- Haunt Appearance (exterior and interior) - We expect a corn maze or forest to be dirty. There's dirt outside, and that's okay. Having proper signage, adequate lighting outside for indoor haunts and clear paths for outdoor haunts, looking like a spooky or creepy haunt, and making it look like you care about your haunt really help the overall experience.
- Quality of Acting - Not everybody is a movie star, and we realize that, but that being said, I've seen some crazy stupid awesome actors really knock it outta the park! Perfect timing, perfect makeup, and not only saying the right things but saying them in the right way are very possible with many local haunts!
- Realistic Props - Okay, we don't want real severed body parts, because that means you either stole them from the morgue or killed someone to get them. But if it doesn't look like it was bought at the Dollar Tree (no offense, Dollar Tree is awesome for some things!), and you make it look realistic, that's what really counts.
- Decorations - This goes hand-in-hand with props, don't go steal a coffin or headstone, don't bleed someone dry and splatter real blood around the place, but using quality materials to build each scene/room is a real helper!
- Setup/Design of Haunt - There's nothing quite like walking out of a haunt and really feeling like you've escaped a nightmare. When the scenes flow from one to another without feeling awkward, when there's clear direction of which way to go, and when the overall look and feel of the set is nightmare inducing, then you're doing it right.
- Level of Actual Fear (Scare Factor) - Everyone has their own special fears, and for me (Ash) it's clowns and insects. Irrational, perhaps, but when the clowns come to play, Ashley buries her face into Michala's or Jennifer's arm or side (or boobs, or back...whatever's immediately available). I'll let Kay and Jenn tell you what they're afraid of, but just know we all have very different fears. If a chainsaw guy can scare ME, he's awesome at his job. But the "BOO" factor, where the actors or animatronics pop out at you and scream, shouldn't be the only scares.
- Shock Factor - However, you can't have a haunted house without the "BOO" factor. There should be a decent amount of shock during the haunt, but it shouldn't be the only thing the haunt relies on.
- Interaction - I can't stress enough, when the actors interact with us (even when not touching, but communicating otherwise) this really adds a level of entertainment to the whole experience. Now, the ones where they CAN and WILL touch you...I personally think those are the best. Because when you say nothing at all, but instead come at me with a syringe full of goodness only knows what, I don't care if it's fake, I'll probably run away screaming. And if you whisper my name in a creepy place, I might just pee my britches...
- Originality - Few things are better than doing the same thing everyone else is doing, but doing it differently and doing it better. Visiting these unique places is definitely one of those few things. I love to go somewhere that isn't all Jason, Freddy, Michael Myers, and Leatherface. I love my horror movie characters, but they don't scare me. Give me something else. Give me unique.
- Lazy acting
- Relying solely on shock value rather than actual fear
- Short scares (especially when mixed with long lines)

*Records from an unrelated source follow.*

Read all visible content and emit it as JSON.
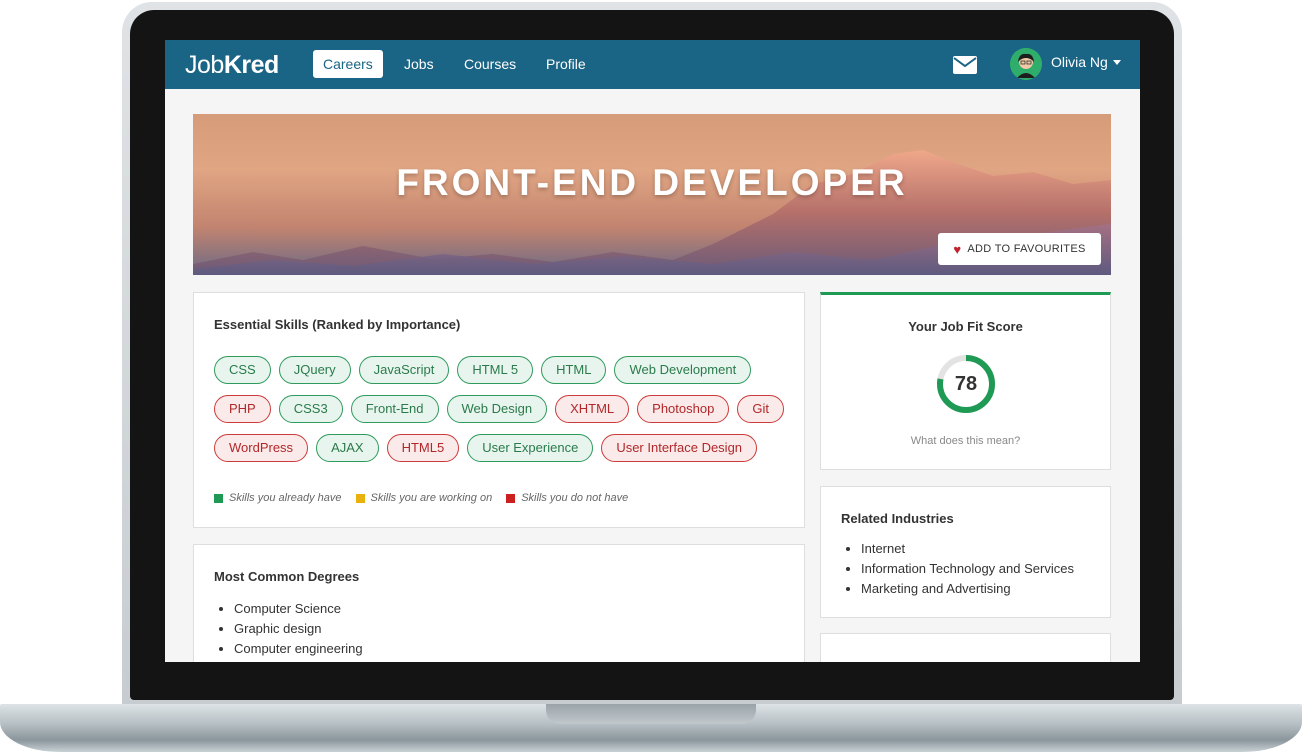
{
  "nav": {
    "logo_light": "Job",
    "logo_bold": "Kred",
    "items": [
      {
        "label": "Careers",
        "active": true
      },
      {
        "label": "Jobs",
        "active": false
      },
      {
        "label": "Courses",
        "active": false
      },
      {
        "label": "Profile",
        "active": false
      }
    ],
    "user_name": "Olivia Ng"
  },
  "hero": {
    "title": "FRONT-END DEVELOPER",
    "favourite_label": "ADD TO FAVOURITES"
  },
  "skills": {
    "title": "Essential Skills (Ranked by Importance)",
    "rows": [
      [
        {
          "label": "CSS",
          "status": "have"
        },
        {
          "label": "JQuery",
          "status": "have"
        },
        {
          "label": "JavaScript",
          "status": "have"
        },
        {
          "label": "HTML 5",
          "status": "have"
        },
        {
          "label": "HTML",
          "status": "have"
        },
        {
          "label": "Web Development",
          "status": "have"
        }
      ],
      [
        {
          "label": "PHP",
          "status": "missing"
        },
        {
          "label": "CSS3",
          "status": "have"
        },
        {
          "label": "Front-End",
          "status": "have"
        },
        {
          "label": "Web Design",
          "status": "have"
        },
        {
          "label": "XHTML",
          "status": "missing"
        },
        {
          "label": "Photoshop",
          "status": "missing"
        },
        {
          "label": "Git",
          "status": "missing"
        }
      ],
      [
        {
          "label": "WordPress",
          "status": "missing"
        },
        {
          "label": "AJAX",
          "status": "have"
        },
        {
          "label": "HTML5",
          "status": "missing"
        },
        {
          "label": "User Experience",
          "status": "have"
        },
        {
          "label": "User Interface Design",
          "status": "missing"
        }
      ]
    ],
    "legend": [
      {
        "label": "Skills you already have",
        "color": "#1f9a55"
      },
      {
        "label": "Skills you are working on",
        "color": "#e8b10e"
      },
      {
        "label": "Skills you do not have",
        "color": "#cc1f1f"
      }
    ]
  },
  "degrees": {
    "title": "Most Common Degrees",
    "items": [
      "Computer Science",
      "Graphic design",
      "Computer engineering"
    ]
  },
  "job_fit": {
    "title": "Your Job Fit Score",
    "score": 78,
    "link": "What does this mean?",
    "accent_color": "#1f9a55"
  },
  "industries": {
    "title": "Related Industries",
    "items": [
      "Internet",
      "Information Technology and Services",
      "Marketing and Advertising"
    ]
  },
  "colors": {
    "nav_bg": "#1a6485",
    "have_border": "#2e9a5c",
    "missing_border": "#cc3b3b"
  }
}
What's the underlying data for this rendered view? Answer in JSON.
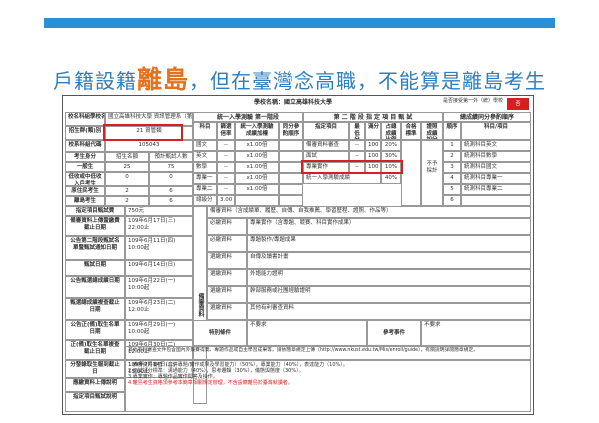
{
  "slide": {
    "title_before": "戶籍設籍",
    "title_highlight": "離島",
    "title_after": "，但在臺灣念高職，不能算是離島考生"
  },
  "doc": {
    "school_label": "學校名稱：國立高雄科技大學",
    "top_right": "是否接受第一外（統）學校",
    "top_right_stamp": "否",
    "left_rows": [
      {
        "label": "校名科組學校名稱",
        "value": "國立高雄科技大學 資訊管理系（第一科系）"
      },
      {
        "label": "招生群(類)別",
        "value": "21 資管類"
      },
      {
        "label": "校系科組代碼",
        "value": "105043"
      },
      {
        "label": "考生身分",
        "value_a": "招生名額",
        "value_b": "預計甄試人數"
      },
      {
        "label": "一般生",
        "value_a": "25",
        "value_b": "75"
      },
      {
        "label": "低收或中低收入戶考生",
        "value_a": "0",
        "value_b": "0"
      },
      {
        "label": "原住民考生",
        "value_a": "2",
        "value_b": "6"
      },
      {
        "label": "離島考生",
        "value_a": "2",
        "value_b": "6"
      }
    ],
    "schedule": [
      {
        "label": "指定項目甄試費",
        "value": "750元"
      },
      {
        "label": "備審資料上傳暨繳費截止日期",
        "value": "109年6月17日(三) 22:00止"
      },
      {
        "label": "公告第二階段甄試名單暨甄試通知日期",
        "value": "109年6月11日(四) 10:00起"
      },
      {
        "label": "甄試日期",
        "value": "109年6月14日(日)"
      },
      {
        "label": "公告甄選總成績日期",
        "value": "109年6月22日(一) 10:00起"
      },
      {
        "label": "甄選總成績複查截止日期",
        "value": "109年6月23日(二) 12:00止"
      },
      {
        "label": "公告正(備)取生名單日期",
        "value": "109年6月29日(一) 10:00起"
      },
      {
        "label": "正(備)取生名單複查截止日期",
        "value": "109年6月30日(二) 12:00止"
      },
      {
        "label": "分發錄取生報到截止日",
        "value": "109年7月14日(二) 15:00止"
      }
    ],
    "stage1_header": "統一入學測驗 第一階段",
    "stage2_header": "第 二 階 段 指 定 項 目 甄 試",
    "stage1_cols": [
      "科目",
      "篩選倍率",
      "統一入學測驗成績加權",
      "同分參酌順序"
    ],
    "stage2_cols": [
      "指定項目",
      "最低分數",
      "滿分",
      "占總成績比例",
      "合格標準",
      "證照成績加分"
    ],
    "stage1_rows": [
      {
        "subject": "國文",
        "ratio": "--",
        "weight": "x1.00倍",
        "order": ""
      },
      {
        "subject": "英文",
        "ratio": "--",
        "weight": "x1.00倍",
        "order": ""
      },
      {
        "subject": "數學",
        "ratio": "--",
        "weight": "x1.00倍",
        "order": ""
      },
      {
        "subject": "專業一",
        "ratio": "--",
        "weight": "x1.00倍",
        "order": ""
      },
      {
        "subject": "專業二",
        "ratio": "--",
        "weight": "x1.00倍",
        "order": ""
      },
      {
        "subject": "總級分",
        "ratio": "3.00",
        "weight": "",
        "order": ""
      }
    ],
    "stage2_rows": [
      {
        "item": "備審資料審查",
        "min": "--",
        "full": "100",
        "pct": "20%"
      },
      {
        "item": "面試",
        "min": "--",
        "full": "100",
        "pct": "30%"
      },
      {
        "item": "專業實作",
        "min": "--",
        "full": "100",
        "pct": "10%"
      }
    ],
    "stage2_note": "統一入學測驗成績",
    "stage2_note_pct": "40%",
    "license_note": "不予採計",
    "tie_header": "總成績同分參酌順序",
    "tie_cols": [
      "順序",
      "科目/項目"
    ],
    "tie_rows": [
      {
        "n": "1",
        "item": "統測科目英文"
      },
      {
        "n": "2",
        "item": "統測科目數學"
      },
      {
        "n": "3",
        "item": "統測科目國文"
      },
      {
        "n": "4",
        "item": "統測科目專業一"
      },
      {
        "n": "5",
        "item": "統測科目專業二"
      },
      {
        "n": "6",
        "item": ""
      }
    ],
    "review_label": "備審資料",
    "review_header": "備審資料（含成績單、履歷、自傳、自我推薦、學習歷程、證照、作品等）",
    "review_rows": [
      {
        "type": "必繳資料",
        "text": "專業實作（含專題、競賽、科目實作成果）"
      },
      {
        "type": "必繳資料",
        "text": "專題製作/專題成果"
      },
      {
        "type": "選繳資料",
        "text": "自傳及讀書計畫"
      },
      {
        "type": "選繳資料",
        "text": "外語能力證明"
      },
      {
        "type": "選繳資料",
        "text": "幹部服務或社團經驗證明"
      },
      {
        "type": "選繳資料",
        "text": "其他有利審查資料"
      }
    ],
    "special_label": "特別條件",
    "special_value": "不要求",
    "ref_label": "參考事件",
    "ref_value": "不要求",
    "notes_label": "應繳資料上傳說明",
    "notes_value": "其他有利審查文件包含國內外競賽得獎、專題作品或自主學習成果等，請依簡章規定上傳（http://www.nkust.edu.tw/Mis/enroll/guide），有關說明詳閱簡章規定。",
    "remark_label": "指定項目甄試說明",
    "remark_lines": [
      "1.備審資料審查（合併專題/實作成果及學習能力）（50%），專業能力（40%），表達能力（10%）。",
      "2.面試評分標準：溝通能力（40%），思考邏輯（30%），儀態與態度（30%）。",
      "3.專業實作：專題作品實作問答及操作。",
      "4.離島考生資格須參考本簡章相關規定辦理，不含設籍離島於臺灣就讀者。"
    ]
  }
}
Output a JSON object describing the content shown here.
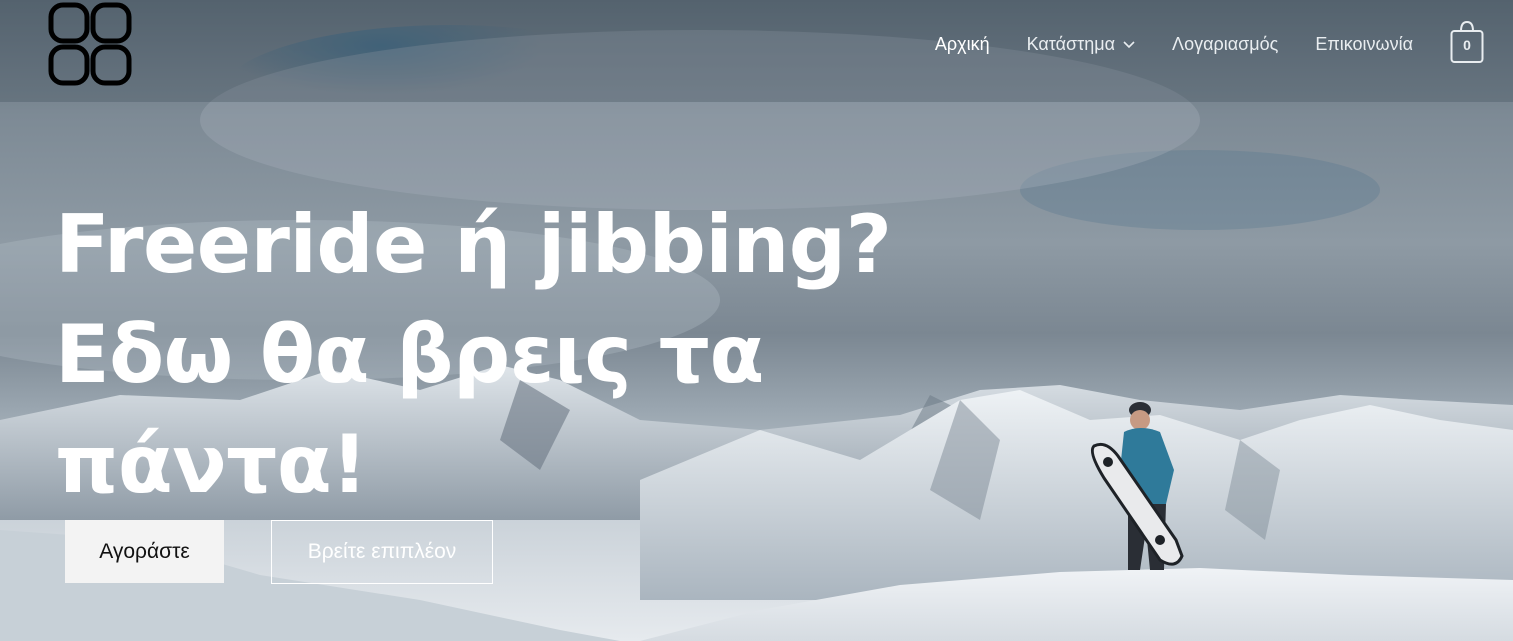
{
  "header": {
    "logo_icon": "four-rounded-squares-logo-icon",
    "nav": [
      {
        "label": "Αρχική",
        "active": true
      },
      {
        "label": "Κατάστημα",
        "has_dropdown": true,
        "dropdown_icon": "chevron-down-icon"
      },
      {
        "label": "Λογαριασμός"
      },
      {
        "label": "Επικοινωνία"
      }
    ],
    "cart": {
      "icon": "shopping-bag-icon",
      "count": "0"
    }
  },
  "hero": {
    "background": "snowy-mountains-with-snowboarder-photo",
    "headline_lines": [
      "Freeride ή jibbing?",
      "Εδω θα βρεις τα",
      "πάντα!"
    ],
    "primary_button": "Αγοράστε",
    "secondary_button": "Βρείτε επιπλέον"
  },
  "colors": {
    "overlay": "#46525f",
    "text": "#ffffff",
    "primary_button_bg": "#f3f3f3",
    "primary_button_text": "#111111"
  }
}
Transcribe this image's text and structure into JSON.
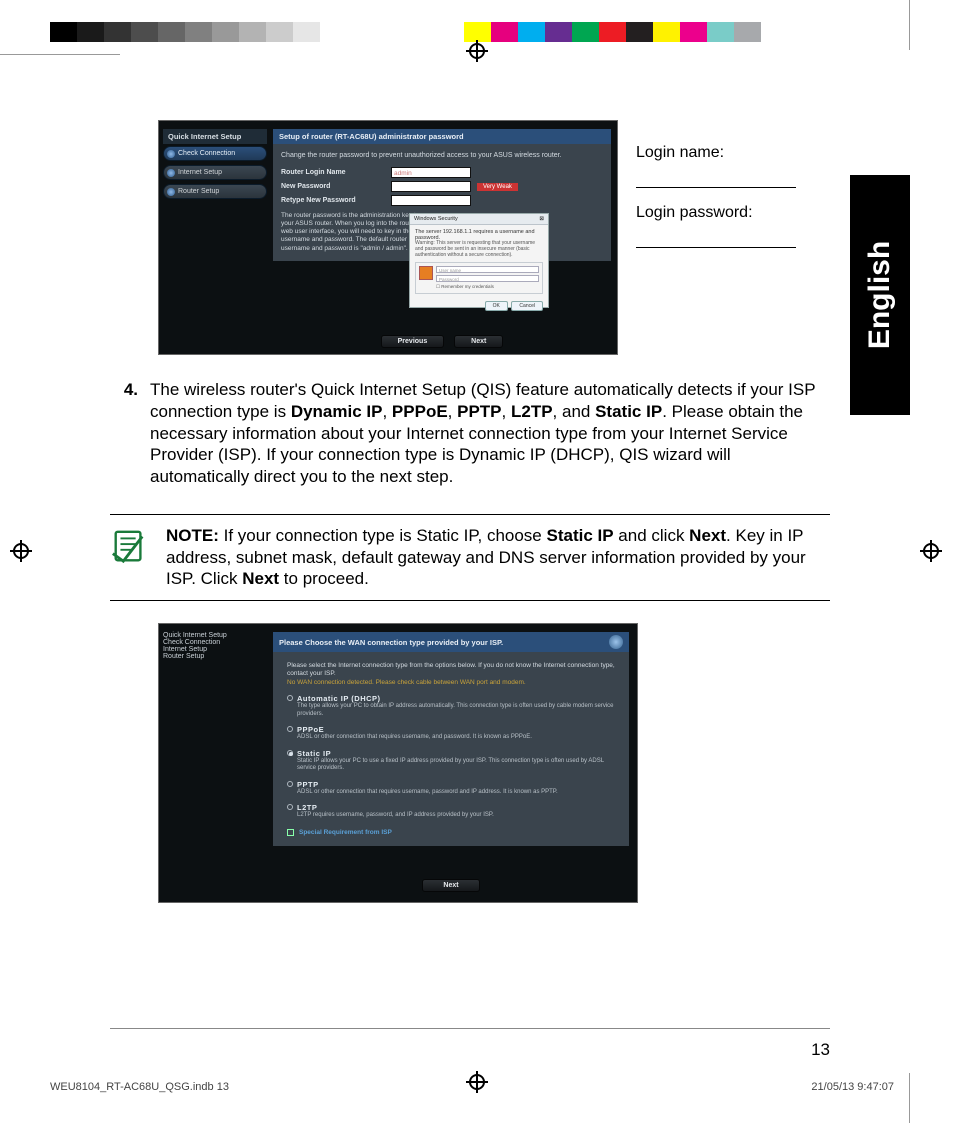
{
  "color_bar_gray": [
    "#000000",
    "#1a1a1a",
    "#333333",
    "#4d4d4d",
    "#666666",
    "#808080",
    "#999999",
    "#b3b3b3",
    "#cccccc",
    "#e6e6e6",
    "#ffffff"
  ],
  "color_bar_right": [
    "#ffffff",
    "#ffff00",
    "#e6007e",
    "#00aeef",
    "#662d91",
    "#00a651",
    "#ed1c24",
    "#231f20",
    "#fff200",
    "#ec008c",
    "#7accc8",
    "#a7a9ac"
  ],
  "language_tab": "English",
  "fig1": {
    "sidebar_title": "Quick Internet Setup",
    "side1": "Check Connection",
    "side2": "Internet Setup",
    "side3": "Router Setup",
    "title": "Setup of router (RT-AC68U) administrator password",
    "intro": "Change the router password to prevent unauthorized access to your ASUS wireless router.",
    "lbl_login": "Router Login Name",
    "val_login": "admin",
    "lbl_new": "New Password",
    "strength": "Very Weak",
    "lbl_retype": "Retype New Password",
    "para": "The router password is the administration key to your ASUS router. When you log into the router's web user interface, you will need to key in the username and password. The default router username and password is \"admin / admin\".",
    "popup_title": "Windows Security",
    "popup_sub": "The server 192.168.1.1  requires a username and password.",
    "popup_warn": "Warning: This server is requesting that your username and password be sent in an insecure manner (basic authentication without a secure connection).",
    "popup_user": "User name",
    "popup_pass": "Password",
    "popup_remember": "Remember my credentials",
    "popup_ok": "OK",
    "popup_cancel": "Cancel",
    "prev": "Previous",
    "next": "Next"
  },
  "login_name_label": "Login name:",
  "login_password_label": "Login password:",
  "step4_num": "4.",
  "step4_pre": "The wireless router's Quick Internet Setup (QIS) feature automatically detects if your ISP connection type is ",
  "step4_b1": "Dynamic IP",
  "step4_s1": ", ",
  "step4_b2": "PPPoE",
  "step4_s2": ", ",
  "step4_b3": "PPTP",
  "step4_s3": ", ",
  "step4_b4": "L2TP",
  "step4_s4": ", and ",
  "step4_b5": "Static IP",
  "step4_post": ". Please obtain the necessary information about your Internet connection type from your Internet Service Provider (ISP). If your connection type is Dynamic IP (DHCP), QIS wizard will automatically direct you to the next step.",
  "note_label": "NOTE:",
  "note_1": "   If your connection type is Static IP, choose ",
  "note_b1": "Static IP",
  "note_2": " and click ",
  "note_b2": "Next",
  "note_3": ". Key in IP address, subnet mask, default gateway and DNS server information provided by your ISP. Click ",
  "note_b3": "Next",
  "note_4": " to proceed.",
  "fig2": {
    "sidebar_title": "Quick Internet Setup",
    "side1": "Check Connection",
    "side2": "Internet Setup",
    "side3": "Router Setup",
    "title": "Please Choose the WAN connection type provided by your ISP.",
    "intro1": "Please select the Internet connection type from the options below. If you do not know the Internet connection type, contact your ISP.",
    "intro_warn": "No WAN connection detected. Please check cable between WAN port and modem.",
    "opt1_name": "Automatic IP (DHCP)",
    "opt1_desc": "The type allows your PC to obtain IP address automatically. This connection type is often used by cable modem service providers.",
    "opt2_name": "PPPoE",
    "opt2_desc": "ADSL or other connection that requires username, and password. It is known as PPPoE.",
    "opt3_name": "Static IP",
    "opt3_desc": "Static IP allows your PC to use a fixed IP address provided by your ISP. This connection type is often used by ADSL service providers.",
    "opt4_name": "PPTP",
    "opt4_desc": "ADSL or other connection that requires username, password and IP address. It is known as PPTP.",
    "opt5_name": "L2TP",
    "opt5_desc": "L2TP requires username, password, and IP address provided by your ISP.",
    "special": "Special Requirement from ISP",
    "next": "Next"
  },
  "page_number": "13",
  "slug_file": "WEU8104_RT-AC68U_QSG.indb   13",
  "slug_date": "21/05/13   9:47:07"
}
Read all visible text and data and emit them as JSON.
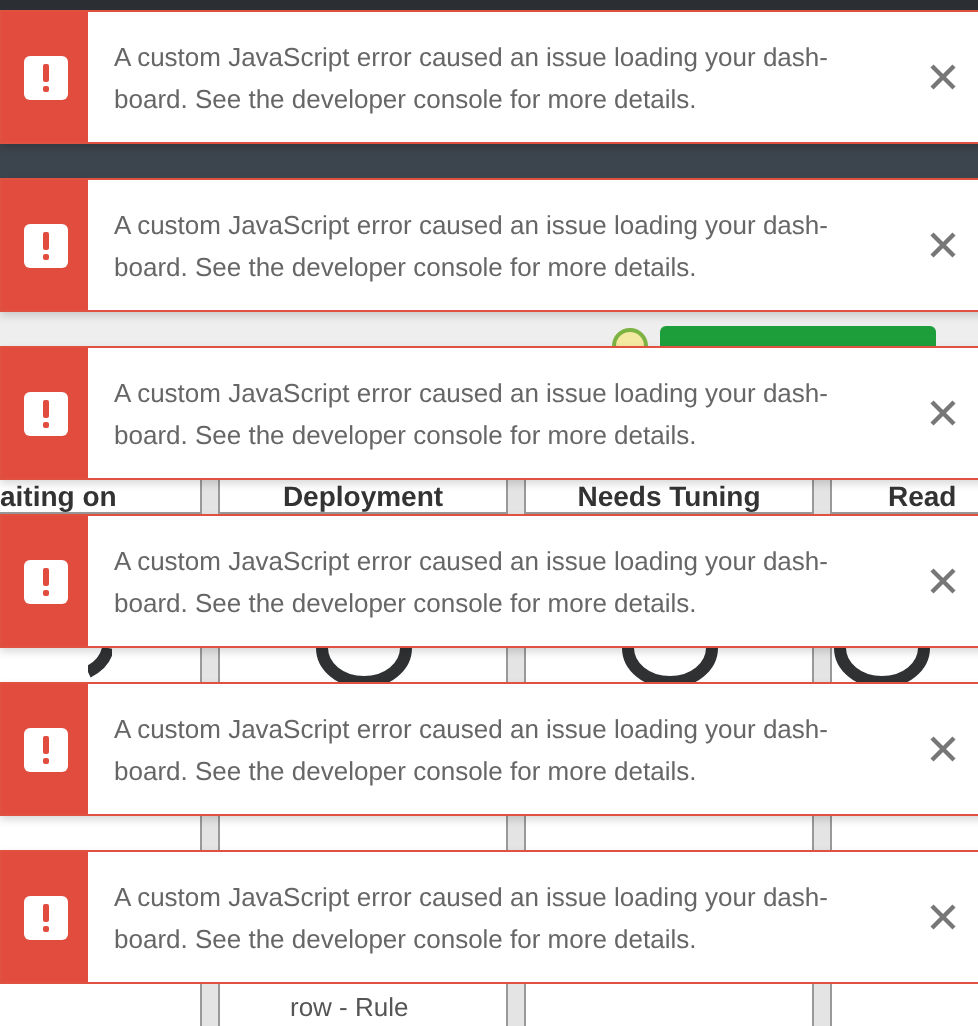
{
  "columns": [
    {
      "heading": "aiting on"
    },
    {
      "heading": "Deployment"
    },
    {
      "heading": "Needs Tuning"
    },
    {
      "heading": "Read"
    }
  ],
  "rule_row": {
    "text": "row - Rule"
  },
  "toasts": [
    {
      "kind": "error",
      "message": "A custom JavaScript error caused an issue loading your dash-board. See the developer console for more details."
    },
    {
      "kind": "error",
      "message": "A custom JavaScript error caused an issue loading your dash-board. See the developer console for more details."
    },
    {
      "kind": "error",
      "message": "A custom JavaScript error caused an issue loading your dash-board. See the developer console for more details."
    },
    {
      "kind": "error",
      "message": "A custom JavaScript error caused an issue loading your dash-board. See the developer console for more details."
    },
    {
      "kind": "error",
      "message": "A custom JavaScript error caused an issue loading your dash-board. See the developer console for more details."
    },
    {
      "kind": "error",
      "message": "A custom JavaScript error caused an issue loading your dash-board. See the developer console for more details."
    }
  ]
}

- Too much focus on Hollywood scenes without interaction
- Poor set design
- Unrealistic props/design
Now granted, every haunted house will be different (in theory) and this is just a general list of things we keep in mind when we visit a haunt. But just to give you an idea, we don't just BS our way through these, we really stop to evaluate the haunt while going through, and the more terrified we are, the higher the score will be, usually.
So, now you know what we look for, and what we think about when going through the haunts. May the nightmares begin!!